Former UFC heavyweight champion Fabricio Werdum made headlines yesterday (Thurs., September 28, 2017) when he got into a highly-publicized spat with interim lightweight contender Tony Ferguson at the UFC 216 media lunch.
Werdum appeared to talk over Ferguson in his native Portuguese as the two were interviewed in very close proximity, something that made “El Cucuy” demand his chance to speak clearly, which then incited “Vai Cavao” to unhinge with an expletive-filled tirade where he repeatedly used the offensive-to-some insult of ‘maricon’. The scene evolved into a testosterone-fueled standoff, with a UFC PR exec coming in to separate the two fighters.
Werdum explained his side of the story shortly after the heated back-and-forth, but apparently, that wasn’t enough in his eyes. After what was most likely a fervent backlash due to ‘maricon’ being perceived as a clear homophobic slur, Werdum decided to issue an apology to anyone he offended in the LGBT community:

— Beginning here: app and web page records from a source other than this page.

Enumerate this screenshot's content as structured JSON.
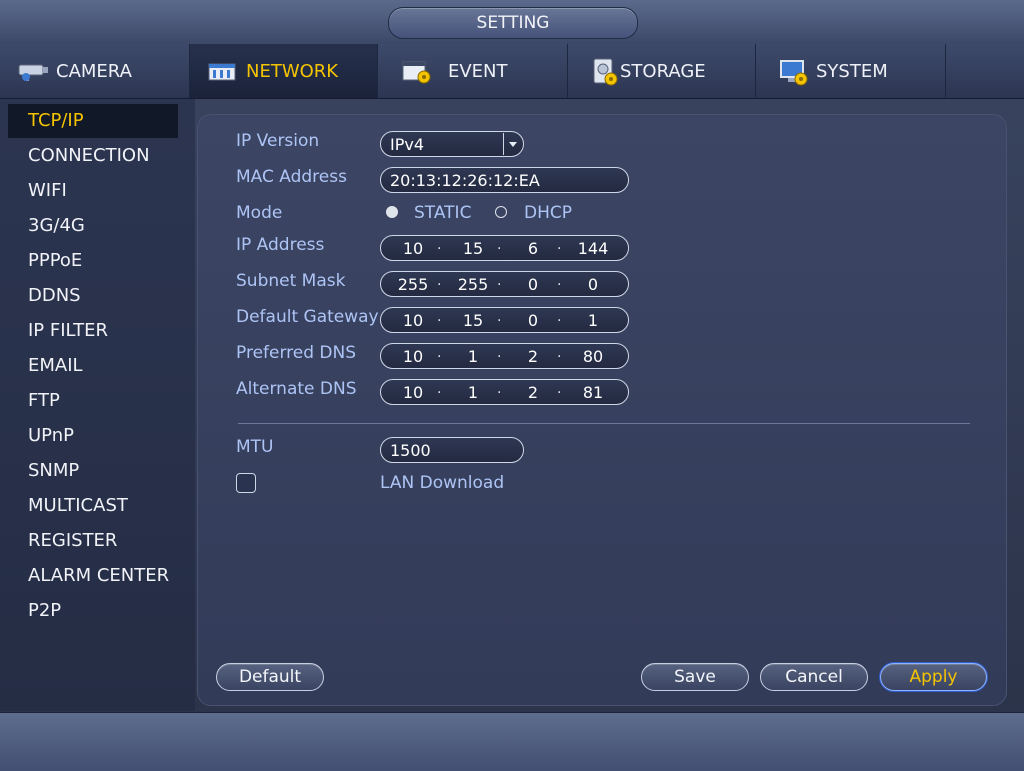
{
  "window": {
    "title": "SETTING"
  },
  "tabs": [
    {
      "label": "CAMERA",
      "icon": "camera-icon",
      "active": false
    },
    {
      "label": "NETWORK",
      "icon": "network-icon",
      "active": true
    },
    {
      "label": "EVENT",
      "icon": "event-icon",
      "active": false
    },
    {
      "label": "STORAGE",
      "icon": "storage-icon",
      "active": false
    },
    {
      "label": "SYSTEM",
      "icon": "system-icon",
      "active": false
    }
  ],
  "sidebar": {
    "items": [
      {
        "label": "TCP/IP",
        "active": true
      },
      {
        "label": "CONNECTION"
      },
      {
        "label": "WIFI"
      },
      {
        "label": "3G/4G"
      },
      {
        "label": "PPPoE"
      },
      {
        "label": "DDNS"
      },
      {
        "label": "IP FILTER"
      },
      {
        "label": "EMAIL"
      },
      {
        "label": "FTP"
      },
      {
        "label": "UPnP"
      },
      {
        "label": "SNMP"
      },
      {
        "label": "MULTICAST"
      },
      {
        "label": "REGISTER"
      },
      {
        "label": "ALARM CENTER"
      },
      {
        "label": "P2P"
      }
    ]
  },
  "form": {
    "ip_version": {
      "label": "IP Version",
      "value": "IPv4"
    },
    "mac_address": {
      "label": "MAC Address",
      "value": "20:13:12:26:12:EA"
    },
    "mode": {
      "label": "Mode",
      "options": [
        "STATIC",
        "DHCP"
      ],
      "selected": "STATIC"
    },
    "ip_address": {
      "label": "IP Address",
      "octets": [
        "10",
        "15",
        "6",
        "144"
      ]
    },
    "subnet_mask": {
      "label": "Subnet Mask",
      "octets": [
        "255",
        "255",
        "0",
        "0"
      ]
    },
    "default_gateway": {
      "label": "Default Gateway",
      "octets": [
        "10",
        "15",
        "0",
        "1"
      ]
    },
    "preferred_dns": {
      "label": "Preferred DNS",
      "octets": [
        "10",
        "1",
        "2",
        "80"
      ]
    },
    "alternate_dns": {
      "label": "Alternate DNS",
      "octets": [
        "10",
        "1",
        "2",
        "81"
      ]
    },
    "mtu": {
      "label": "MTU",
      "value": "1500"
    },
    "lan_download": {
      "label": "LAN Download",
      "checked": false
    }
  },
  "buttons": {
    "default": "Default",
    "save": "Save",
    "cancel": "Cancel",
    "apply": "Apply"
  },
  "colors": {
    "accent": "#f5c400",
    "label": "#aec4f5"
  }
}
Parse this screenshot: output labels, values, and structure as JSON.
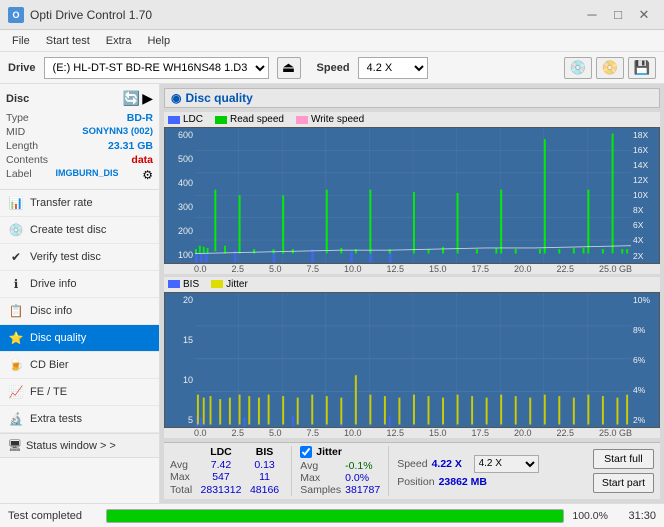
{
  "titlebar": {
    "title": "Opti Drive Control 1.70",
    "icon_char": "O",
    "minimize": "─",
    "maximize": "□",
    "close": "✕"
  },
  "menubar": {
    "items": [
      "File",
      "Start test",
      "Extra",
      "Help"
    ]
  },
  "drivebar": {
    "label": "Drive",
    "drive_value": "(E:)  HL-DT-ST BD-RE  WH16NS48 1.D3",
    "speed_label": "Speed",
    "speed_value": "4.2 X"
  },
  "disc": {
    "title": "Disc",
    "type_label": "Type",
    "type_value": "BD-R",
    "mid_label": "MID",
    "mid_value": "SONYNN3 (002)",
    "length_label": "Length",
    "length_value": "23.31 GB",
    "contents_label": "Contents",
    "contents_value": "data",
    "label_label": "Label",
    "label_value": "IMGBURN_DIS"
  },
  "nav": {
    "items": [
      {
        "id": "transfer-rate",
        "label": "Transfer rate",
        "icon": "📊"
      },
      {
        "id": "create-test-disc",
        "label": "Create test disc",
        "icon": "💿"
      },
      {
        "id": "verify-test-disc",
        "label": "Verify test disc",
        "icon": "✔"
      },
      {
        "id": "drive-info",
        "label": "Drive info",
        "icon": "ℹ"
      },
      {
        "id": "disc-info",
        "label": "Disc info",
        "icon": "📋"
      },
      {
        "id": "disc-quality",
        "label": "Disc quality",
        "icon": "⭐",
        "active": true
      },
      {
        "id": "cd-bier",
        "label": "CD Bier",
        "icon": "🍺"
      },
      {
        "id": "fe-te",
        "label": "FE / TE",
        "icon": "📈"
      },
      {
        "id": "extra-tests",
        "label": "Extra tests",
        "icon": "🔬"
      }
    ],
    "status_window": "Status window > >"
  },
  "disc_quality": {
    "title": "Disc quality",
    "legend": {
      "ldc_label": "LDC",
      "read_speed_label": "Read speed",
      "write_speed_label": "Write speed"
    },
    "chart1": {
      "y_axis": [
        "600",
        "500",
        "400",
        "300",
        "200",
        "100"
      ],
      "y_axis_right": [
        "18X",
        "16X",
        "14X",
        "12X",
        "10X",
        "8X",
        "6X",
        "4X",
        "2X"
      ],
      "x_axis": [
        "0.0",
        "2.5",
        "5.0",
        "7.5",
        "10.0",
        "12.5",
        "15.0",
        "17.5",
        "20.0",
        "22.5",
        "25.0 GB"
      ]
    },
    "legend2": {
      "bis_label": "BIS",
      "jitter_label": "Jitter"
    },
    "chart2": {
      "y_axis": [
        "20",
        "15",
        "10",
        "5"
      ],
      "y_axis_right": [
        "10%",
        "8%",
        "6%",
        "4%",
        "2%"
      ],
      "x_axis": [
        "0.0",
        "2.5",
        "5.0",
        "7.5",
        "10.0",
        "12.5",
        "15.0",
        "17.5",
        "20.0",
        "22.5",
        "25.0 GB"
      ]
    }
  },
  "stats": {
    "col_headers": [
      "LDC",
      "BIS"
    ],
    "rows": [
      {
        "label": "Avg",
        "ldc": "7.42",
        "bis": "0.13"
      },
      {
        "label": "Max",
        "ldc": "547",
        "bis": "11"
      },
      {
        "label": "Total",
        "ldc": "2831312",
        "bis": "48166"
      }
    ],
    "jitter": {
      "label": "Jitter",
      "checked": true,
      "rows": [
        {
          "label": "Avg",
          "val": "-0.1%"
        },
        {
          "label": "Max",
          "val": "0.0%"
        },
        {
          "label": "Samples",
          "val": "381787"
        }
      ]
    },
    "speed": {
      "label": "Speed",
      "value": "4.22 X",
      "select_value": "4.2 X",
      "position_label": "Position",
      "position_value": "23862 MB",
      "buttons": [
        "Start full",
        "Start part"
      ]
    }
  },
  "statusbar": {
    "text": "Test completed",
    "progress": "100.0%",
    "time": "31:30"
  }
}
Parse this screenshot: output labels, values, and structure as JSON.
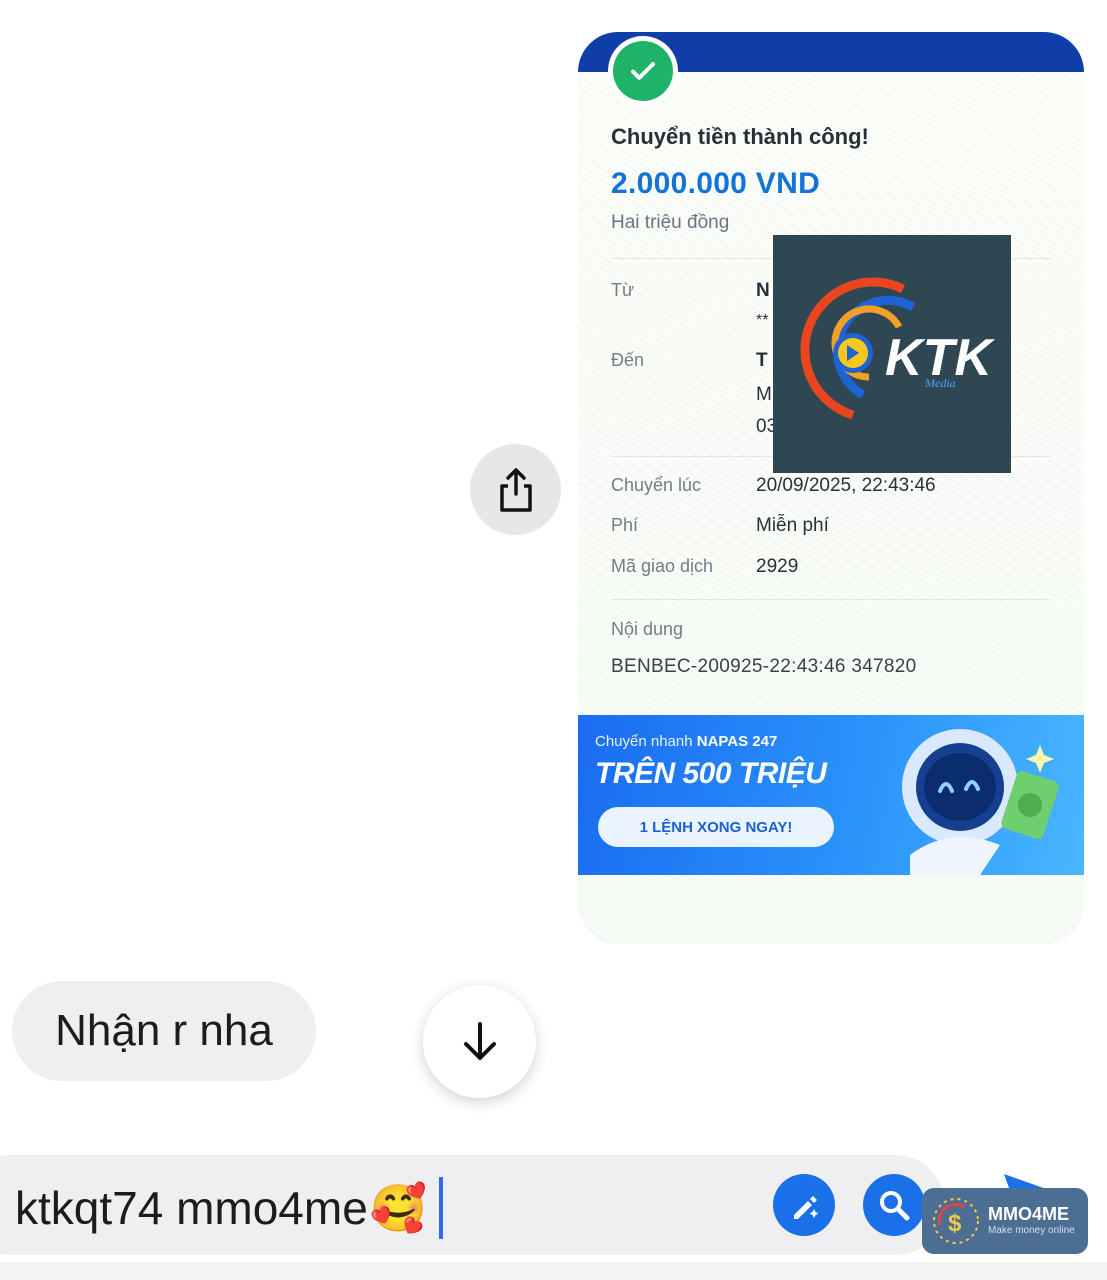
{
  "receipt": {
    "title": "Chuyển tiền thành công!",
    "amount": "2.000.000 VND",
    "amount_words": "Hai triệu đồng",
    "from_label": "Từ",
    "from_value_line1": "N",
    "from_value_line2": "**",
    "to_label": "Đến",
    "to_value_line1": "T",
    "to_value_line2": "M",
    "to_value_line3": "03",
    "time_label": "Chuyển lúc",
    "time_value": "20/09/2025, 22:43:46",
    "fee_label": "Phí",
    "fee_value": "Miễn phí",
    "tx_label": "Mã giao dịch",
    "tx_value": "2929",
    "note_label": "Nội dung",
    "note_value": "BENBEC-200925-22:43:46 347820"
  },
  "banner": {
    "line1_prefix": "Chuyển nhanh ",
    "line1_bold": "NAPAS 247",
    "headline": "TRÊN 500 TRIỆU",
    "button": "1 LỆNH XONG NGAY!"
  },
  "watermark": {
    "logo_text": "KTK",
    "logo_sub": "Media"
  },
  "chat": {
    "incoming_message": "Nhận r nha"
  },
  "composer": {
    "text": "ktkqt74 mmo4me",
    "emoji": "🥰"
  },
  "badge": {
    "brand": "MMO4ME",
    "tagline": "Make money online"
  },
  "colors": {
    "accent_blue": "#1473d6",
    "success_green": "#1fb36a",
    "header_navy": "#0f3ea8"
  }
}
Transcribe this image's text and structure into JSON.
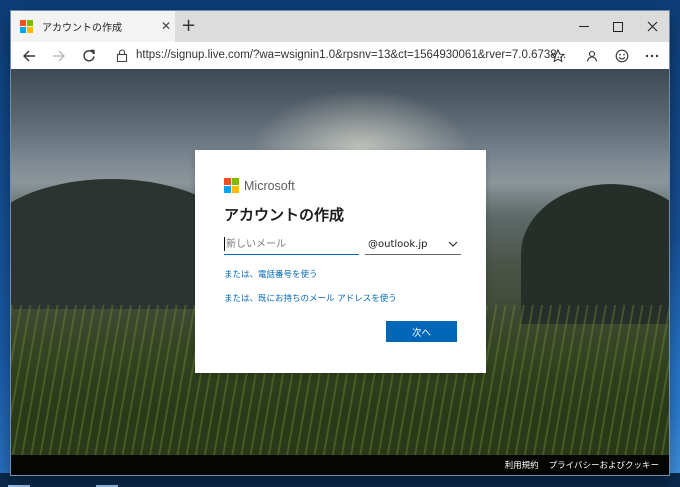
{
  "window": {
    "tab_title": "アカウントの作成",
    "tab_close": "✕",
    "new_tab": "+"
  },
  "toolbar": {
    "url": "https://signup.live.com/?wa=wsignin1.0&rpsnv=13&ct=1564930061&rver=7.0.6738...."
  },
  "card": {
    "brand": "Microsoft",
    "title": "アカウントの作成",
    "email_placeholder": "新しいメール",
    "domain": "@outlook.jp",
    "phone_link": "または、電話番号を使う",
    "existing_link": "または、既にお持ちのメール アドレスを使う",
    "next_button": "次へ"
  },
  "footer": {
    "terms": "利用規約",
    "privacy": "プライバシーおよびクッキー"
  },
  "colors": {
    "ms_red": "#f25022",
    "ms_green": "#7fba00",
    "ms_blue": "#00a4ef",
    "ms_yellow": "#ffb900",
    "accent": "#0067b8"
  }
}
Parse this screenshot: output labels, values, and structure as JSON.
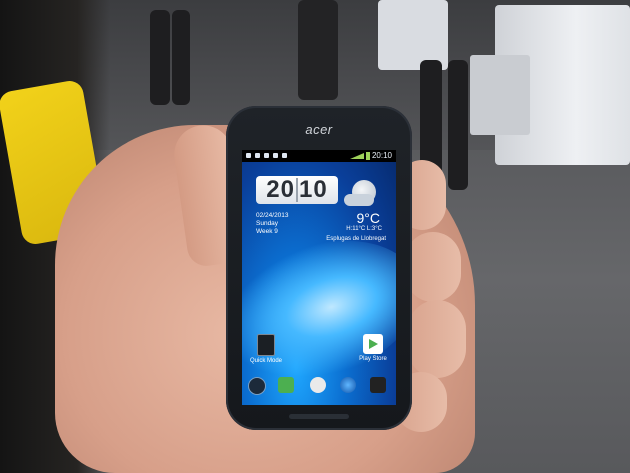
{
  "phone": {
    "brand": "acer",
    "status_time": "20:10"
  },
  "widget": {
    "clock_hour": "20",
    "clock_minute": "10",
    "date": "02/24/2013",
    "day": "Sunday",
    "week": "Week 9",
    "temperature": "9°C",
    "hilo": "H:11°C L:3°C",
    "city": "Esplugas de Llobregat"
  },
  "shortcuts": {
    "quick_mode": "Quick Mode",
    "play_store": "Play Store"
  },
  "dock": [
    "phone-icon",
    "messaging-icon",
    "app-drawer-icon",
    "browser-icon",
    "camera-icon"
  ]
}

Maricon is common word in the Spanish culture and I do not mean to offend anyone in the LBG community and if I did I'm apologetic #heeyy
— Fabricio Werdum (@FabricioWerdum) September 29, 2017
Werdum insisted ‘maricon’ was a common term in the Spanish culture, in which he grew up after being born in Porto Alegre, Brazil.
He speaks Portuguese and Spanish fluently and has even served a member of the UFC commentary team. He also chose to insult Ferguson in both languages yesterday, and said he only stopped short of assaulting Ferguson because he knew he had a title fight coming up at UFC 216, where Werdum will take on Derrick Lewis:
“I just don’t punch him because I know he’s got a fight coming up and Chris is a very nice guy with me all the time. I don’t want to break everything. I almost, maybe just like one second, I snap his head — 100 percent. Like PRIDE rules.”
Even if the slur he used is a common occurrence in his language as he insists it is, he was always going to get a heavy amount of criticism for using the world so freely in a public setting, and overall it’s just not a good look for a sport that is still truly trying to burst into the mainstream outside of megastar lightweight champion Conor McGregor.
And in a year like 2017 where pay-per-view (PPV) buys have languished in record-low numbers at times, Werdum’s use of perceived homophobic slurs, whether he meant them or not, just isn’t going to help the UFC’s new owners repay the massive loans they took out to buy the promotion in 2016.
What do you think about the situation? Did Werdum do enough to remedy the damage, or did he make too big of a scene to apologize his way out of?